‘Are you a priest?’ The question came from a taxi-driver in Mexico City’s Calle Francisco Madero. And it was, I suppose, a reasonable question. In Mexico, priests are never allowed in the street in robes, except at Easter time. I did once see a monk in habit walking at dusk between the churches of Santo Domingo and Caridad in San Cristobal de las Casas, but I was assured that he must have been a ghost. In addition, I now look, at a distance, vigilant and sombre: and that day there had been a great manifestacion of loyal Catholics a short distance away in the cathedral square, the Zocalo. The issue had assumed astonishing proportions. About three weeks before, the Museum of Modern Art had allowed a modern painter to exhibit in the main hall a representation of Our Lady of Guadalupe with the face of Marilyn Monroe in place of that of Our Lady. This blasphemy had outraged the leaders of Catholic opinion. The unwritten understanding in Mexico is that while the Church is not constitutionally recognised, the state does nothing to interfere with el culto.
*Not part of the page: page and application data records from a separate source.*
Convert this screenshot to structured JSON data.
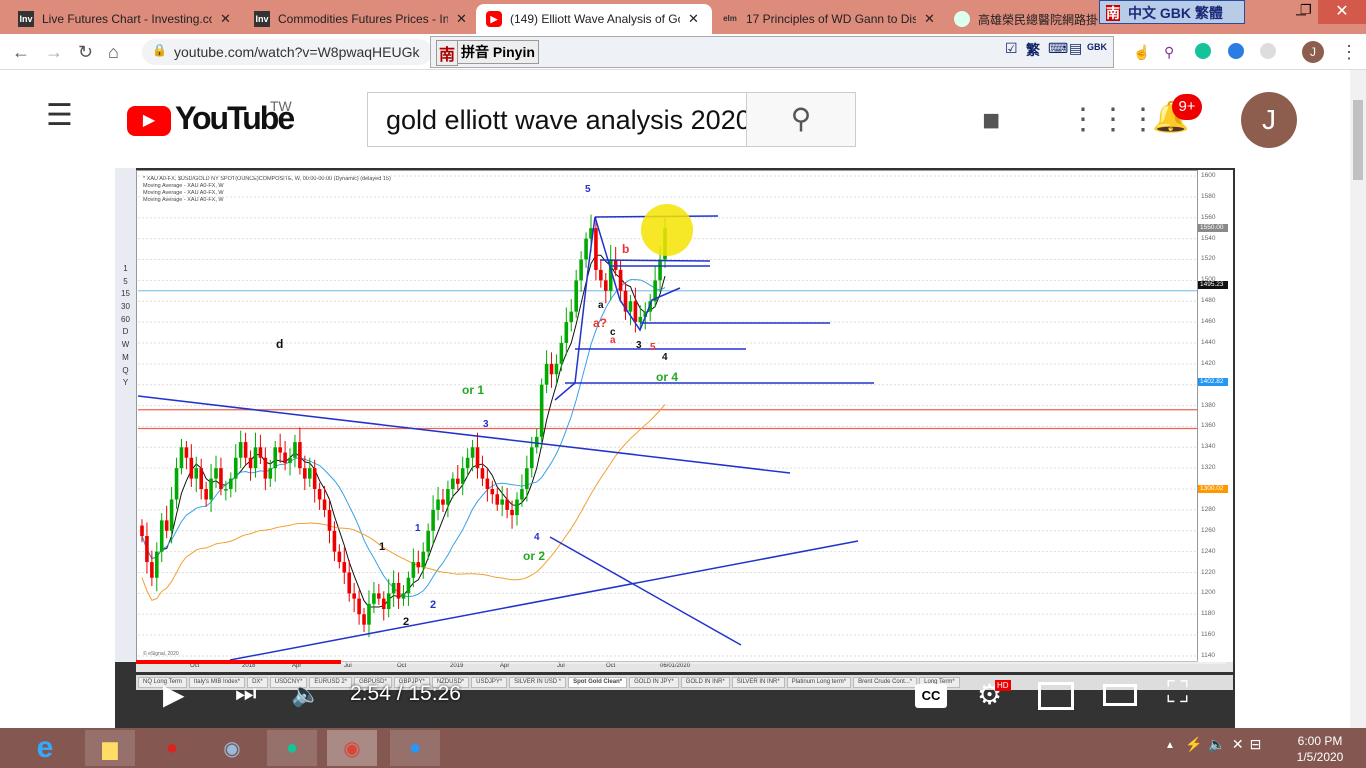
{
  "browser": {
    "tabs": [
      {
        "title": "Live Futures Chart - Investing.co",
        "favicon": "Inv"
      },
      {
        "title": "Commodities Futures Prices - In",
        "favicon": "Inv"
      },
      {
        "title": "(149) Elliott Wave Analysis of Go",
        "favicon": "youtube-icon",
        "active": true
      },
      {
        "title": "17 Principles of WD Gann to Dis",
        "favicon": "elm"
      },
      {
        "title": "高雄榮民總醫院網路掛",
        "favicon": "hospital-icon"
      }
    ],
    "url": "youtube.com/watch?v=W8pwaqHEUGk",
    "ime": {
      "logo": "南",
      "mode": "拼音 Pinyin",
      "lang_bar": "中文 GBK 繁體",
      "trad": "繁",
      "gbk": "GBK"
    },
    "profile_initial": "J"
  },
  "youtube": {
    "logo": "YouTube",
    "region": "TW",
    "search_value": "gold elliott wave analysis 2020",
    "notifications": "9+",
    "avatar": "J"
  },
  "chart": {
    "header": [
      "* XAU A0-FX, $USD/GOLD NY SPOT(OUNCE)COMPOSITE, W, 00:00-00:00 (Dynamic) (delayed 15)",
      "Moving Average - XAU A0-FX, W",
      "Moving Average - XAU A0-FX, W",
      "Moving Average - XAU A0-FX, W"
    ],
    "timeframes": [
      "1",
      "5",
      "15",
      "30",
      "60",
      "D",
      "W",
      "M",
      "Q",
      "Y"
    ],
    "copyright": "© eSignal, 2020",
    "xlabels": [
      "Oct",
      "2018",
      "Apr",
      "Jul",
      "Oct",
      "2019",
      "Apr",
      "Jul",
      "Oct",
      "06/01/2020"
    ],
    "badges": [
      {
        "v": "1550.00",
        "c": "#8a8a8a"
      },
      {
        "v": "1495.23",
        "c": "#111111"
      },
      {
        "v": "1402.82",
        "c": "#2196f3"
      },
      {
        "v": "1300.02",
        "c": "#ff9800"
      }
    ],
    "wave_labels": [
      "5",
      "b",
      "a",
      "a?",
      "c",
      "a",
      "3",
      "5",
      "4",
      "or 4",
      "d",
      "or 1",
      "3",
      "1",
      "1",
      "2",
      "2",
      "4",
      "or 2"
    ],
    "tabs": [
      "NQ Long Term",
      "Italy's MIB Index*",
      "DX*",
      "USDCNY*",
      "EURUSD 2*",
      "GBPUSD*",
      "GBPJPY*",
      "NZDUSD*",
      "USDJPY*",
      "SILVER IN USD *",
      "Spot Gold Clean*",
      "GOLD IN JPY*",
      "GOLD IN INR*",
      "SILVER IN INR*",
      "Platinum Long term*",
      "Brent Crude Cont...*",
      "Long Term*"
    ]
  },
  "chart_data": {
    "type": "candlestick",
    "title": "XAU A0-FX weekly",
    "yticks": [
      1600,
      1580,
      1560,
      1540,
      1520,
      1500,
      1480,
      1460,
      1440,
      1420,
      1400,
      1380,
      1360,
      1340,
      1320,
      1300,
      1280,
      1260,
      1240,
      1220,
      1200,
      1180,
      1160,
      1140
    ],
    "ylim": [
      1140,
      1600
    ],
    "closes": [
      1255,
      1230,
      1215,
      1240,
      1270,
      1260,
      1290,
      1320,
      1340,
      1330,
      1310,
      1320,
      1300,
      1290,
      1310,
      1320,
      1300,
      1300,
      1310,
      1330,
      1345,
      1330,
      1320,
      1340,
      1330,
      1310,
      1320,
      1340,
      1335,
      1325,
      1330,
      1345,
      1320,
      1310,
      1320,
      1300,
      1290,
      1280,
      1260,
      1240,
      1230,
      1220,
      1200,
      1195,
      1180,
      1170,
      1190,
      1200,
      1195,
      1185,
      1200,
      1210,
      1195,
      1200,
      1215,
      1230,
      1225,
      1240,
      1260,
      1280,
      1290,
      1285,
      1300,
      1310,
      1305,
      1320,
      1330,
      1340,
      1320,
      1310,
      1300,
      1295,
      1285,
      1290,
      1280,
      1275,
      1290,
      1300,
      1320,
      1340,
      1350,
      1400,
      1420,
      1410,
      1420,
      1440,
      1460,
      1470,
      1500,
      1520,
      1540,
      1550,
      1510,
      1500,
      1490,
      1520,
      1510,
      1490,
      1470,
      1480,
      1460,
      1465,
      1470,
      1480,
      1500,
      1520,
      1550
    ],
    "hlines": [
      {
        "price": 1376,
        "color": "#f06050"
      },
      {
        "price": 1358,
        "color": "#f06050"
      },
      {
        "price": 1490,
        "color": "#8ec5ee"
      }
    ]
  },
  "player": {
    "current": "2:54",
    "duration": "15:26",
    "time_display": "2:54 / 15:26",
    "progress": 0.188,
    "hd": "HD"
  },
  "taskbar": {
    "time": "6:00 PM",
    "date": "1/5/2020"
  }
}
In a few weeks the director of the Museum of Modern Art resigned and began writing articles in the press about the unworthy prolongation of Mexico’s centuries of censorship. The assembly in the Zocalo followed. The previous day our host at a beautiful hacienda near the pyramids of Teotihuacan had said that he was returning to the capital on Saturday night, not Sunday, breaking the habit of a lifetime, in order to be present at the Zocalo at 8.30 a.m. He was taking the event exceptionally seriously.

Looking back

Hugh Thomas, 7 July 1983

In a review, 22 years ago, of my history of the Spanish Civil War, Malcolm Muggeridge concluded that the one merit of the book was that no one would want to go into the disagreeable matter again. That proved over-optimistic. Since then, there has been a flood of memoirs, monographs and reconsiderations. After 1970, it enveloped Spain.

Sad Nights

Michael Wood, 26 May 1994

One of the strangest recurring moments in the Spanish invasion of the Americas was the reading of the Requerimiento, the Requisition, a document which both proclaimed possession of a territory...

Read More

Head over heart for Europe

Peter Pulzer, 21 March 1991

‘We should have to contend with the ordinary Englishman’s almost innate dislike and suspicion of “Europeans” ... Intensive re-education would be needed to bring this...

Read More

Crow

Peter Campbell, 5 January 1989

I never knew – I’m not sure I’m pleased to know – that a gull fed an Alka Seltzer sandwich will explode. That, along with a lot of information about what is done to a...

Read More

Anti-Liberalism

Alan Brinkley, 7 January 1988

The history of the United States since the close of World War Two has so far produced relatively little in the way of academic scholarship and even less in the way of serious scholarly argument....

Read More

Eden and Suez

David Gilmour, 18 December 1986

Writing at the end of the Thirties, George Orwell remarked that the British ruling class had decayed so much that the time had come ‘when stuffed shirts like Eden and Halifax could stand...

Read More

Homage to Spain

Douglas Johnson, 22 May 1986

Revolutions have frequently been analysed and categorised. Wars, and the art of war, have been carefully studied. But the category of civil wars has been neglected. Perhaps this is because they...

Read More

Carry on writing

Stephen Bann, 15 March 1984

‘Putting on again joyously the hateful harness’. That is how Robert Pinget’s diffident and slightly dotty narrator, Monsieur Songe, describes the process of taking up his pen...

Read More

Mrs Thatcher’s Spengler

Tom Nairn, 24 January 1980

In the Preface to Book I of The Decline of the West, Oswald Spengler proudly declared that his work was ‘a German Philosophy’. There was no incompatibility between this and a history...

Read More

Read anywhere with the London Review of Books app, available now from the App Store for Apple devices, Google Play for Android devices and Amazon for your Kindle Fire.

Read More

Sign up to our newsletter

For highlights from the latest issue, our archive and the blog, as well as news, events and exclusive promotions.

Newsletter Preferences